## Input material
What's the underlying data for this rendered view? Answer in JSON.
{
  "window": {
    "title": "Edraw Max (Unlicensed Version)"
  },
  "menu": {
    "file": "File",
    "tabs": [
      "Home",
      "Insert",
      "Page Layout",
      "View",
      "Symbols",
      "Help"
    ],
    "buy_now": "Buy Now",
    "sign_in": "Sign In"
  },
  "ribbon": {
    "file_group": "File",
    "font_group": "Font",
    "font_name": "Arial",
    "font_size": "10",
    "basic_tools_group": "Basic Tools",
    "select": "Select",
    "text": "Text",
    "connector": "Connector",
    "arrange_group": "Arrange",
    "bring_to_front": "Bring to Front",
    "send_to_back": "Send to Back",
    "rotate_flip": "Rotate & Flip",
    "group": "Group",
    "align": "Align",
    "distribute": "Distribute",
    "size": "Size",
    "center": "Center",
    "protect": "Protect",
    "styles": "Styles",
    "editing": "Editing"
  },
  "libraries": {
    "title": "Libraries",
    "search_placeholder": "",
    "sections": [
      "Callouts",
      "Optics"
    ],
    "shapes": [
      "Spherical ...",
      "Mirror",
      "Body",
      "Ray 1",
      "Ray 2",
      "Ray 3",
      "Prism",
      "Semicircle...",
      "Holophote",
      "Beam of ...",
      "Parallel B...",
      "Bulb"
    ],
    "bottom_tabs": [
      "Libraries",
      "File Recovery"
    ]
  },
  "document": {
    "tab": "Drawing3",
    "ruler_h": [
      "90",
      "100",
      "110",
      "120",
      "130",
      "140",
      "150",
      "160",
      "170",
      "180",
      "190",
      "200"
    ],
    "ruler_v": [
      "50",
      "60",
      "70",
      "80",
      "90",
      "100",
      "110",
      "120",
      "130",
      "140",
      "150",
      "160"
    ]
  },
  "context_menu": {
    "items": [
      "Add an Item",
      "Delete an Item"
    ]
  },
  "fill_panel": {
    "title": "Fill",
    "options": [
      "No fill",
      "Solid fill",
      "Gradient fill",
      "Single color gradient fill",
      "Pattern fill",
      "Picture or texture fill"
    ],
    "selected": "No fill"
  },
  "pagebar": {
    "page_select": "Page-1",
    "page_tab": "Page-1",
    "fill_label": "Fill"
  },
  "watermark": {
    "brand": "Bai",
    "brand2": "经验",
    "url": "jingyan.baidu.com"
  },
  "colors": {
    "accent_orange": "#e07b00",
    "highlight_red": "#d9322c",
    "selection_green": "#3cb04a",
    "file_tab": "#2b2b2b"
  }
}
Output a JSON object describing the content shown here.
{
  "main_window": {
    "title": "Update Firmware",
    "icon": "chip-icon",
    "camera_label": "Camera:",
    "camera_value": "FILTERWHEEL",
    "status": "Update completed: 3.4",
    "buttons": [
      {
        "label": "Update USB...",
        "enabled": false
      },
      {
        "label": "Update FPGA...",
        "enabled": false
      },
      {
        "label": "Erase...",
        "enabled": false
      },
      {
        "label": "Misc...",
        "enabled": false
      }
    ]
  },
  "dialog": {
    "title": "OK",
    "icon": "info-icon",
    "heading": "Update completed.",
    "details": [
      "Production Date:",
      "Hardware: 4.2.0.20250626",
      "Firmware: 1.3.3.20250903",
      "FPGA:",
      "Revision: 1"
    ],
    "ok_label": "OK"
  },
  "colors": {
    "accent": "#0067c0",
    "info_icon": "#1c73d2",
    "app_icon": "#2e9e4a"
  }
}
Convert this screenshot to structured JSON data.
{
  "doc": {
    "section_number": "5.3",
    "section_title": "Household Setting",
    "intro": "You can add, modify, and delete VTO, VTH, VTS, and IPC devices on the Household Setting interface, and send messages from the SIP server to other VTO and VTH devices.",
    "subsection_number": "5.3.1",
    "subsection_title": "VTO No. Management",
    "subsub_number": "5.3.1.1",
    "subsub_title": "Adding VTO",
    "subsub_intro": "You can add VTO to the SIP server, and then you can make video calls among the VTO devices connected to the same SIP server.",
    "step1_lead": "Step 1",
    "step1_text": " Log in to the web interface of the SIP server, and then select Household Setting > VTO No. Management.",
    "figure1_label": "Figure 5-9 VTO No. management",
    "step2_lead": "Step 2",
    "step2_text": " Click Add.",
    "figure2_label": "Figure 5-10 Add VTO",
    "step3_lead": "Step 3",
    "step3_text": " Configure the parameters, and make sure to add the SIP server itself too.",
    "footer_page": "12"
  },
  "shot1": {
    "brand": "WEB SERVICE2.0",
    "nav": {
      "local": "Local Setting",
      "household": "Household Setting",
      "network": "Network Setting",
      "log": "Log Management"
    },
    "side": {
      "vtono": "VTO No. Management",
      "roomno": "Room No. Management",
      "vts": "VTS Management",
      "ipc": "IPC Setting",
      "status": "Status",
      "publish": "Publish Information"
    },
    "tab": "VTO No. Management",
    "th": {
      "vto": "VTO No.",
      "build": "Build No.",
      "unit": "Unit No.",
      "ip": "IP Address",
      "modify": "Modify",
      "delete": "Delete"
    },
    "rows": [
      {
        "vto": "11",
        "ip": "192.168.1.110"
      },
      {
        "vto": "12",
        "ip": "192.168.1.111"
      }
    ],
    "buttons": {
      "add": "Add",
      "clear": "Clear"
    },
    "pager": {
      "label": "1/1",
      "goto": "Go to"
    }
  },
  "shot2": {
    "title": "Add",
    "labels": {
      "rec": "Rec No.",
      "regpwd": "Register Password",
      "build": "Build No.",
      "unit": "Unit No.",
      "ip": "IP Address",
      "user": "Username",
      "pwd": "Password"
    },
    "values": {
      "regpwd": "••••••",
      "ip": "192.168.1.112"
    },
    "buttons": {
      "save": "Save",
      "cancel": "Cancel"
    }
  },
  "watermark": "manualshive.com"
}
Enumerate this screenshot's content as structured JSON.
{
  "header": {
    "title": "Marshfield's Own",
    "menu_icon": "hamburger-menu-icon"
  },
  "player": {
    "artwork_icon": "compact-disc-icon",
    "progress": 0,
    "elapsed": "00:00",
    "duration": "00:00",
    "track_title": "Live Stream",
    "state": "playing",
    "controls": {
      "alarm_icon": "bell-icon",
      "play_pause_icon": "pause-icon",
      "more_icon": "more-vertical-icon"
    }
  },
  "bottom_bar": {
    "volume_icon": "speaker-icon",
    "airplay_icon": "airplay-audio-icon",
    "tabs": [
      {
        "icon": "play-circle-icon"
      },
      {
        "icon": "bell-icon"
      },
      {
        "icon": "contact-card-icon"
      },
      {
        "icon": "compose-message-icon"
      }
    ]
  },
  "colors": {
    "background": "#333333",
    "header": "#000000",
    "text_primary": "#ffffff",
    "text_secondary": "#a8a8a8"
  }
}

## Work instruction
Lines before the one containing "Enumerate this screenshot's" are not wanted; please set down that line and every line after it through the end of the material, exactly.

## Final answer
Enumerate this screenshot's content as structured JSON.
{
  "header": {
    "title": "Marshfield's Own",
    "menu_icon": "hamburger-menu-icon"
  },
  "player": {
    "artwork_icon": "compact-disc-icon",
    "progress": 0,
    "elapsed": "00:00",
    "duration": "00:00",
    "track_title": "Live Stream",
    "state": "playing",
    "controls": {
      "alarm_icon": "bell-icon",
      "play_pause_icon": "pause-icon",
      "more_icon": "more-vertical-icon"
    }
  },
  "bottom_bar": {
    "volume_icon": "speaker-icon",
    "airplay_icon": "airplay-audio-icon",
    "tabs": [
      {
        "icon": "play-circle-icon"
      },
      {
        "icon": "bell-icon"
      },
      {
        "icon": "contact-card-icon"
      },
      {
        "icon": "compose-message-icon"
      }
    ]
  },
  "colors": {
    "background": "#333333",
    "header": "#000000",
    "text_primary": "#ffffff",
    "text_secondary": "#a8a8a8"
  }
}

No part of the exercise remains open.